All of the listing, from first line to last, should be output exactly; the pictures stay out.

▸ Entries supplied:
——————————

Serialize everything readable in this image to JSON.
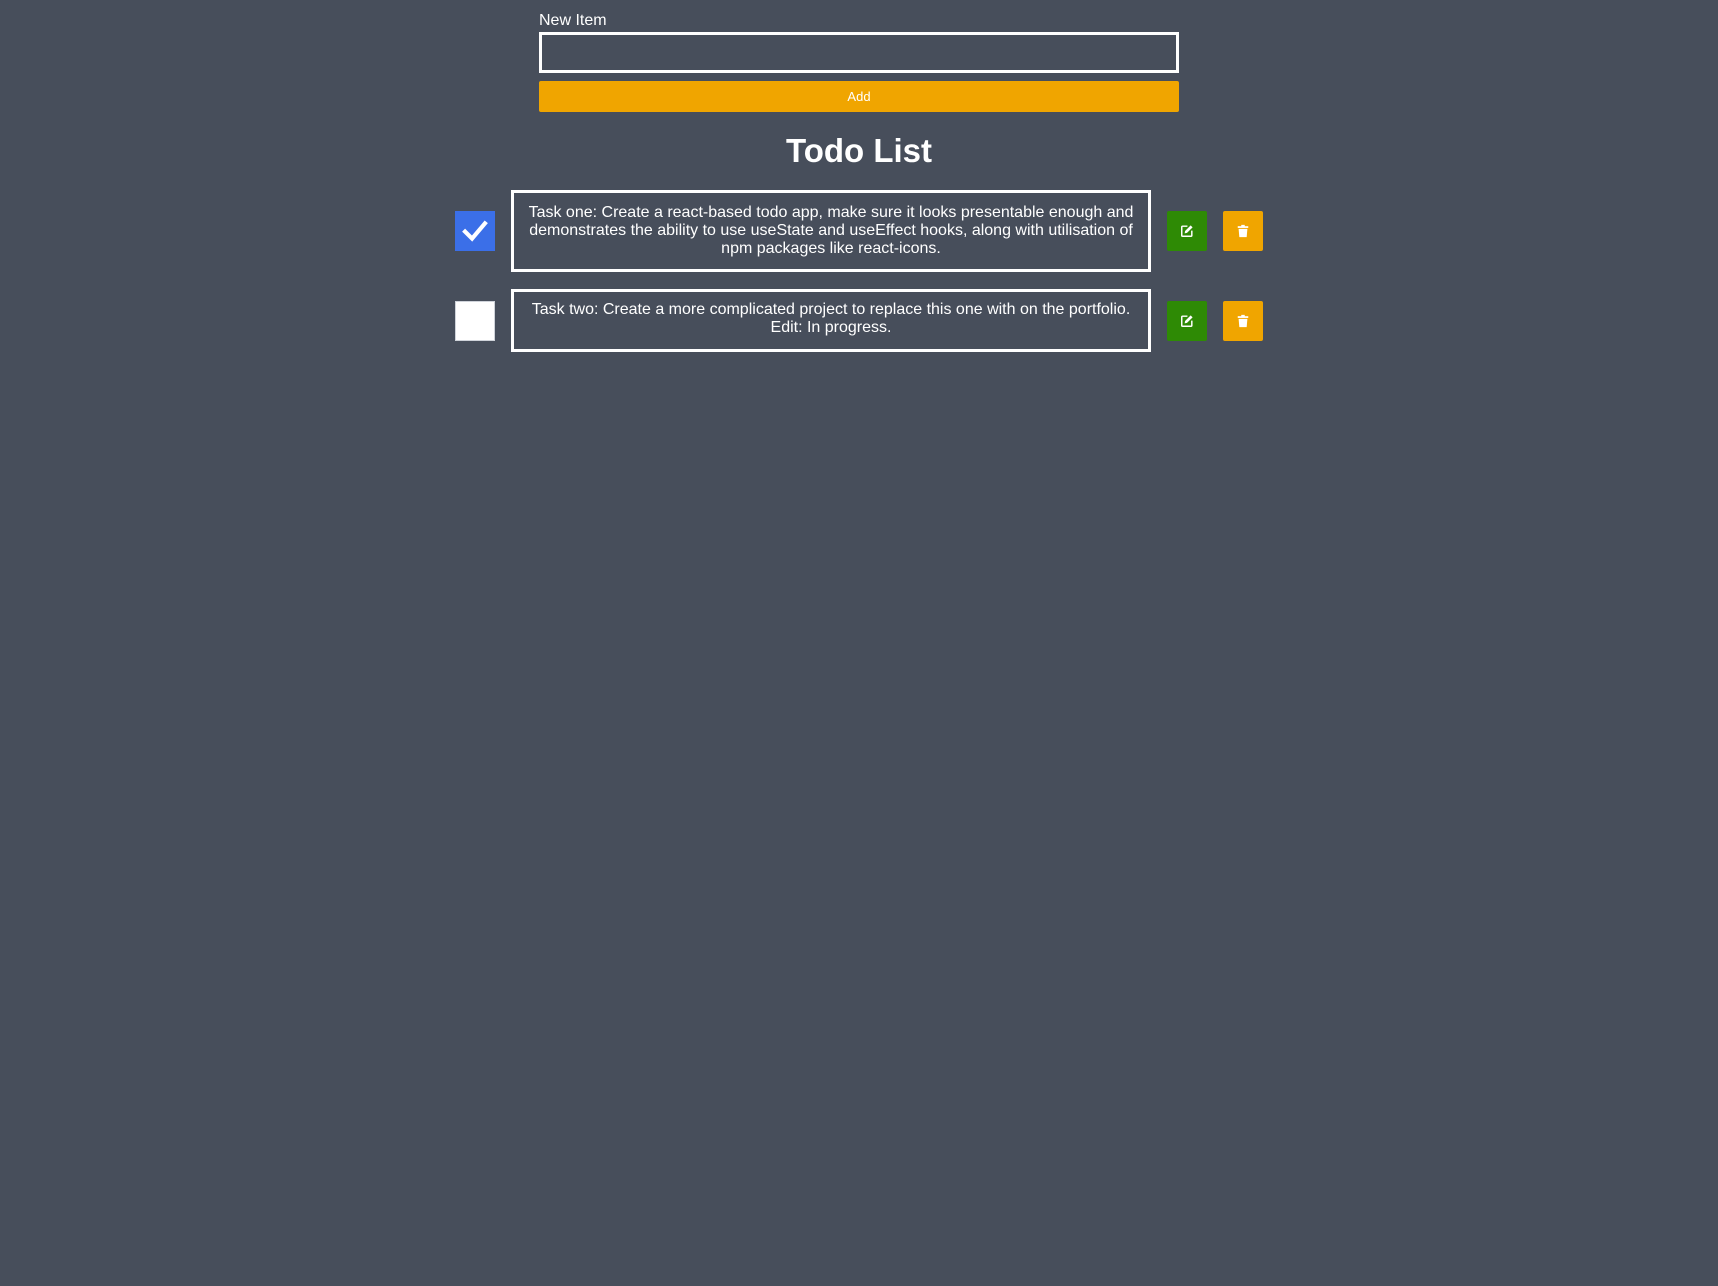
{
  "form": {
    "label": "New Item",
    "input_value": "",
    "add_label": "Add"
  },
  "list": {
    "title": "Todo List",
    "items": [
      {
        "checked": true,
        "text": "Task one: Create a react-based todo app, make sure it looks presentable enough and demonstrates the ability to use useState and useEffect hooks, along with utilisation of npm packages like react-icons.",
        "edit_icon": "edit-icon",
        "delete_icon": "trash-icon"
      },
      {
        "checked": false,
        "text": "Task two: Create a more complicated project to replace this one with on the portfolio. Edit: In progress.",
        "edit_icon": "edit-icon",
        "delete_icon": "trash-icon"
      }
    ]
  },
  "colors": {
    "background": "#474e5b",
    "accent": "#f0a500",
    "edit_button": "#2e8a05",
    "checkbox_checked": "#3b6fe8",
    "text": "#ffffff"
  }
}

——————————

▸ Answer to the problem:
Serialize everything readable in this image to JSON.
{
  "form": {
    "label": "New Item",
    "input_value": "",
    "add_label": "Add"
  },
  "list": {
    "title": "Todo List",
    "items": [
      {
        "checked": true,
        "text": "Task one: Create a react-based todo app, make sure it looks presentable enough and demonstrates the ability to use useState and useEffect hooks, along with utilisation of npm packages like react-icons.",
        "edit_icon": "edit-icon",
        "delete_icon": "trash-icon"
      },
      {
        "checked": false,
        "text": "Task two: Create a more complicated project to replace this one with on the portfolio. Edit: In progress.",
        "edit_icon": "edit-icon",
        "delete_icon": "trash-icon"
      }
    ]
  },
  "colors": {
    "background": "#474e5b",
    "accent": "#f0a500",
    "edit_button": "#2e8a05",
    "checkbox_checked": "#3b6fe8",
    "text": "#ffffff"
  }
}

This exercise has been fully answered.